[WHAT THE TASK REQUIRES]
Find how many lines of the entries contain the word "wheels", then report that figure alone.

==*==

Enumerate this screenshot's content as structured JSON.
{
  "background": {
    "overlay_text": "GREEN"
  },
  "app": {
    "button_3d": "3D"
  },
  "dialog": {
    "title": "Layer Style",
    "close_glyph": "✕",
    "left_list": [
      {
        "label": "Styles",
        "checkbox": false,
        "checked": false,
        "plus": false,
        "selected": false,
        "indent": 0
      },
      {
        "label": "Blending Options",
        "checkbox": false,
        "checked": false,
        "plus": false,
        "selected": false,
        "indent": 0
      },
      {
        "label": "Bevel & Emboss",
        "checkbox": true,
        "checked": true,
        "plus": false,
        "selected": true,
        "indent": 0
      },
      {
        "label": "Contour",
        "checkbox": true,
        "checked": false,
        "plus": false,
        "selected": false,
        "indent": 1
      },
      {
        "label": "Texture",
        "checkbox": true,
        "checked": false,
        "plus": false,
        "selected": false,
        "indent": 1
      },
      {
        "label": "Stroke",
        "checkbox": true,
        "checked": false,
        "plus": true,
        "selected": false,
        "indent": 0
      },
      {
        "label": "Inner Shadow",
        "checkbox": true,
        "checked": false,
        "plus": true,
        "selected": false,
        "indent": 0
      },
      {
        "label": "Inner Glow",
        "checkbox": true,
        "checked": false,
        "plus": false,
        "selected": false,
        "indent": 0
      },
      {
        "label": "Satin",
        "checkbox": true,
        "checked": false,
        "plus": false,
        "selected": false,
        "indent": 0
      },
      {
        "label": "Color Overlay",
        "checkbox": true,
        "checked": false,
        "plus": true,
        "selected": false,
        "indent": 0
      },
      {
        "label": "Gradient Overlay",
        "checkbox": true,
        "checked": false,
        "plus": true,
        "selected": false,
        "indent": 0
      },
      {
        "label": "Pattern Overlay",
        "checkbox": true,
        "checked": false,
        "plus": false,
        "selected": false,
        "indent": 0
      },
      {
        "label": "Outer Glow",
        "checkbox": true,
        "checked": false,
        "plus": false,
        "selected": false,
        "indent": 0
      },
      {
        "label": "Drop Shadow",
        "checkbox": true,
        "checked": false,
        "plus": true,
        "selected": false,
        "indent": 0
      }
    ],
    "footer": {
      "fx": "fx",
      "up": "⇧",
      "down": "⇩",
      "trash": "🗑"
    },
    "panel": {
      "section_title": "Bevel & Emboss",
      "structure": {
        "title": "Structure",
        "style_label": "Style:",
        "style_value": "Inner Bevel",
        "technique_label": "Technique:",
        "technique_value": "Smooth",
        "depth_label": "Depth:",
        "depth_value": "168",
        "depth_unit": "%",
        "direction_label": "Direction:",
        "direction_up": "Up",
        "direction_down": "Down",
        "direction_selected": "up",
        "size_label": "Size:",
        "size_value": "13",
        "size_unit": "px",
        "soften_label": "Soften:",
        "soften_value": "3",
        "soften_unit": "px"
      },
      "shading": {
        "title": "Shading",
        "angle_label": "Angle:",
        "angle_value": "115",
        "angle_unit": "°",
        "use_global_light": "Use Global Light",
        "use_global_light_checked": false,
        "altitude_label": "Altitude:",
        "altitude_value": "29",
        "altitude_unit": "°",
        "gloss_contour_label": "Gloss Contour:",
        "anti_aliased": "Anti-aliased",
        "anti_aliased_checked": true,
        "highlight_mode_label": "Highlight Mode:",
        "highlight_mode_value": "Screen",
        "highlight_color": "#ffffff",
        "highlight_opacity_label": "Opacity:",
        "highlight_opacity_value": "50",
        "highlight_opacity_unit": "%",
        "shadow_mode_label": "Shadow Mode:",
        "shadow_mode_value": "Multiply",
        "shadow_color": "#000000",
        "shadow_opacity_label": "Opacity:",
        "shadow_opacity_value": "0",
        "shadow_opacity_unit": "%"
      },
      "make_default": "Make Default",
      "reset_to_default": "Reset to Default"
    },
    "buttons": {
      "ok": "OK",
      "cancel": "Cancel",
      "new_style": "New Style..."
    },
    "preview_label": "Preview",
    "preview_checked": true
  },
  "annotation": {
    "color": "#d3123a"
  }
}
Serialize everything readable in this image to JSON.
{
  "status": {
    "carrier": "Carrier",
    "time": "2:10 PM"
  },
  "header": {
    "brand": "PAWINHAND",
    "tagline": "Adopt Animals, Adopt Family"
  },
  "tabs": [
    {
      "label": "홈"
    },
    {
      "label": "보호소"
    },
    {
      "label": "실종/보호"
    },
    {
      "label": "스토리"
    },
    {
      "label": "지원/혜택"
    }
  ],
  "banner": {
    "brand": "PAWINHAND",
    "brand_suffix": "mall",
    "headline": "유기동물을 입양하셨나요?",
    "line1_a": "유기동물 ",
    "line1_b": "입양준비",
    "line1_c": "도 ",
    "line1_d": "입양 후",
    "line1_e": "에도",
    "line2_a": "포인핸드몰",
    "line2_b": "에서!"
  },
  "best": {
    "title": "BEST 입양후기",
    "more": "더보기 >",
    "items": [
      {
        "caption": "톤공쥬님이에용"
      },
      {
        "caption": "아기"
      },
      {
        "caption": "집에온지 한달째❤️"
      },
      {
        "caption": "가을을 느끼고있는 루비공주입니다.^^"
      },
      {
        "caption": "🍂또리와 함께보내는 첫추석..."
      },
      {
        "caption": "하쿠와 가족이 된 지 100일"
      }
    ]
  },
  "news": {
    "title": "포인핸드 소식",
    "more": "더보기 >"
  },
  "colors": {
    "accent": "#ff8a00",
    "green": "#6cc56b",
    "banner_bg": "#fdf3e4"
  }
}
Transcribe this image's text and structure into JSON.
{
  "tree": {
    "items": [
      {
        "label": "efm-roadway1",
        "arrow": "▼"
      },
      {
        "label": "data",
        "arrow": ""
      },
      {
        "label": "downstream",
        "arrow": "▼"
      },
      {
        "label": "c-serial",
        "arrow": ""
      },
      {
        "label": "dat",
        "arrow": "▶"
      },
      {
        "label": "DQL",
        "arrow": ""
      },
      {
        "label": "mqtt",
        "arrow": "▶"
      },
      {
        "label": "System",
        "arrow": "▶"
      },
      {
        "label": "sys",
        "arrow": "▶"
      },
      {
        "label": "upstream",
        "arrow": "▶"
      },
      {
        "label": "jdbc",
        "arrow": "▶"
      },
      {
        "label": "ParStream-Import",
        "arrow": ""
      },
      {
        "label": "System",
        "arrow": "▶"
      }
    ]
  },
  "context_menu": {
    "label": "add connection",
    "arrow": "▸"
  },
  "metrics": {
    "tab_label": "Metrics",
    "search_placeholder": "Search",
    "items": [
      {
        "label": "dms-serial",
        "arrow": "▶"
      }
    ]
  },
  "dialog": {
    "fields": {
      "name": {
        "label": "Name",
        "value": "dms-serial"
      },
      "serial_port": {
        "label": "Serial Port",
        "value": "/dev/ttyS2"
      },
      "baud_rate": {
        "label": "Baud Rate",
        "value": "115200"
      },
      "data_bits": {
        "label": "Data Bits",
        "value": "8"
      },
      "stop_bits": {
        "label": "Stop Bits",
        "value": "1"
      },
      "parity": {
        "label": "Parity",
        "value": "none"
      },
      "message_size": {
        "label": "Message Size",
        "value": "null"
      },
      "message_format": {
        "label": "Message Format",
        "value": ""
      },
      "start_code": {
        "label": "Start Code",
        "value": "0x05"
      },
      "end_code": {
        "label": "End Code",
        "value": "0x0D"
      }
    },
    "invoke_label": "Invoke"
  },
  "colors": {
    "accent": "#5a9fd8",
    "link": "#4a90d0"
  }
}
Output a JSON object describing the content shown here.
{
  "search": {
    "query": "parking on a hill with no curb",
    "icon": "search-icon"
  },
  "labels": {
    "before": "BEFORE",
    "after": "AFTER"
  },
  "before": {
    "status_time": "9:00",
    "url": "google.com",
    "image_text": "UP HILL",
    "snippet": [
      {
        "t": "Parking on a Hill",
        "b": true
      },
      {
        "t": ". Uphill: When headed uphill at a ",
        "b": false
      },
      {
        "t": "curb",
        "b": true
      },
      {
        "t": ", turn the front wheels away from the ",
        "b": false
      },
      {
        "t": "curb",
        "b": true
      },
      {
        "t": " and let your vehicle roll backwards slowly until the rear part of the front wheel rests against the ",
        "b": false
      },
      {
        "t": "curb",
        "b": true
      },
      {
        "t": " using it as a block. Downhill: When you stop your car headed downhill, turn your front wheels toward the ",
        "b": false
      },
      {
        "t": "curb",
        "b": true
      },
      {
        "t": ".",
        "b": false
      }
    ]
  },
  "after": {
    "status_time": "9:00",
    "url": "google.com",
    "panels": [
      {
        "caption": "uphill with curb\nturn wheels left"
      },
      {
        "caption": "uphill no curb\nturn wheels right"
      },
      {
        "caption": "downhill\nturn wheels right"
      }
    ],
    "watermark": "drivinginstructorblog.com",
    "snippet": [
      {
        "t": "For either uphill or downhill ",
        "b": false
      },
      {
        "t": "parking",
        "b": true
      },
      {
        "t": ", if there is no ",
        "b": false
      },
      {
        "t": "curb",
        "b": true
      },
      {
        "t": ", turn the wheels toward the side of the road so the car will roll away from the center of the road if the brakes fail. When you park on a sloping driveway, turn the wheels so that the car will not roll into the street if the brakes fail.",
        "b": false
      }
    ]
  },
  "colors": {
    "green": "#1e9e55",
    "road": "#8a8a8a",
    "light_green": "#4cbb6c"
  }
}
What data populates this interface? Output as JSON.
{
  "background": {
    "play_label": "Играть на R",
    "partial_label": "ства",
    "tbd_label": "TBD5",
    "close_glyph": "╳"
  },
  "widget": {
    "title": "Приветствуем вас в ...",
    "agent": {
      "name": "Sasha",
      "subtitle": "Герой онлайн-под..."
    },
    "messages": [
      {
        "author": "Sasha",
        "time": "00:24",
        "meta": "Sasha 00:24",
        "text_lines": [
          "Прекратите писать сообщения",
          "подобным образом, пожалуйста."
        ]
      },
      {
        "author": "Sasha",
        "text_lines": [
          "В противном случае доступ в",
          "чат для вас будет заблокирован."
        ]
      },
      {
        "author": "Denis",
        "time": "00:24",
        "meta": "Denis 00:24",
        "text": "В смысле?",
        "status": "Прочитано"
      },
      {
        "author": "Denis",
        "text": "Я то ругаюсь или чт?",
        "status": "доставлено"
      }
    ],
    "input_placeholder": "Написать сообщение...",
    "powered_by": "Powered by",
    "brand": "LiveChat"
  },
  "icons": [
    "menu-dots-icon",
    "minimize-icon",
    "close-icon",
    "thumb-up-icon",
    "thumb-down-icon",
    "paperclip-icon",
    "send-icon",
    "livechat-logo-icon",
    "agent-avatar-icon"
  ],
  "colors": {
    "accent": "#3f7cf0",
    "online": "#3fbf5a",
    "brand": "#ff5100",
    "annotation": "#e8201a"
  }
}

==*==

[YOUR RESPONSE]
6